Perhaps most drastically, REE is proposing that wind turbines operate below their full capacity (and full earnings potential) to keep some "reserve power" available for the system to draw on should demand suddenly escalate or the wind start to take off unexpectedly. "From what we can tell, REE is contemplating reserve wind capacity for a few critical periods in the year and even then it seems tentative on the idea," says Morales.
Spain however, will need 40-44 GW of wind power capacity, up from 17 GW today, to help meet its share of the EU legal commitment to reaching 20% renewable energy supply by 2020, pointed out REE's Miguel de la Torre. Under Spain's energy plan, wind will supply 22.4% of an expected demand of 380,000 GWh. To maintain secure electricity supplies in Spain, wind farms will need to provide an increasing number of grid services, far beyond the requirements established for REE's 29 GW wind capacity expectation to 2016.
Improved interconnection of the Spanish grid with the rest of Europe and more hydro pumped storage capacity would help with balancing ever greater volumes of wind power. At the moment, the capacity of each is limited to 3 GW. Accurate forecasting of wind power output is another help for operating a power system with 20% wind. De la Torre called for better forward schedules of wind power output.
Although he praised Spanish wind operators for meeting an obligation to forecast and schedule their generation 24 hours ahead of delivery, he claimed that REE's own scheduling of wind, through its centralised wind forecasting model in Madrid, Sipreolico, had a more accurate track record, compared with relying on the sum of distributed forecasts by individual wind operators across the country. Delegates from the floor expressed disagreement. They insisted that distributed, high resolution forecasting is more accurate

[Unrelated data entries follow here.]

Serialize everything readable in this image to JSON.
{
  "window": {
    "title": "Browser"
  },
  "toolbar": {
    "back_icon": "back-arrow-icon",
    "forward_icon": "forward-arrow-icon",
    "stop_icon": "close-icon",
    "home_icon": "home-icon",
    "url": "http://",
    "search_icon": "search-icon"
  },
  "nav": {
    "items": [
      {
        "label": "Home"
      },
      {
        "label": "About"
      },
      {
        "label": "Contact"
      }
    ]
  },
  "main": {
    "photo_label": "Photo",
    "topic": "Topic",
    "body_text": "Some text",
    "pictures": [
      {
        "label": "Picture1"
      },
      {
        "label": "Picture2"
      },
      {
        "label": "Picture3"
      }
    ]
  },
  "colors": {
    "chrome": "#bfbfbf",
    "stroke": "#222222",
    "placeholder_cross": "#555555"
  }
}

Scheduled delivery of power deviated from the forecasts, they argued, because on the wholesale electricity market the penalty for not delivering promised power is greater than the penalty for delivering more power than promised. If delivery does not deviate more than 10% either side of forecast generation, there is no penalty. But beyond that deviation, there is more risk connected with delivering short on a schedule than delivery long. For that reason, wind farm operators will err on the side of caution when bidding into the system.
"It's hard to criticise operators for shading their forecasts in the most profitable way," said Nicholas Miller of US turbine manufacturer General Electric. "But it would be useful for high accuracy distributed forecasting to impact system balancing more positively." Ceña highlighted progressive improvements: "Five years ago, we saw some forecasters producing errors of 30% against power delivered. The same models, now fine tuned, are producing errors of just 5% over the same period," he said.
De la Torre said REE supports the government initiative to get one million electric vehicles on the road by 2014, believing that when stationary at night they can be recharged using any excess wind energy not needed by industry or domestic dwellings.
Not all delegates were convinced that electric vehicles are more than an excuse for keeping fossil fuel generating capacity online, but this view was shot down by Jose Santamarta of Reve, an electric vehicle research consortium led by AEE: "President Obama is not sceptical, Gordon Brown is not sceptical. The governments of Israel, Denmark, Austria or France are not sceptical. General Motors, Ford, Mitsubishi, Renault-Nissan and Toyota are not sceptical; that is all that matters."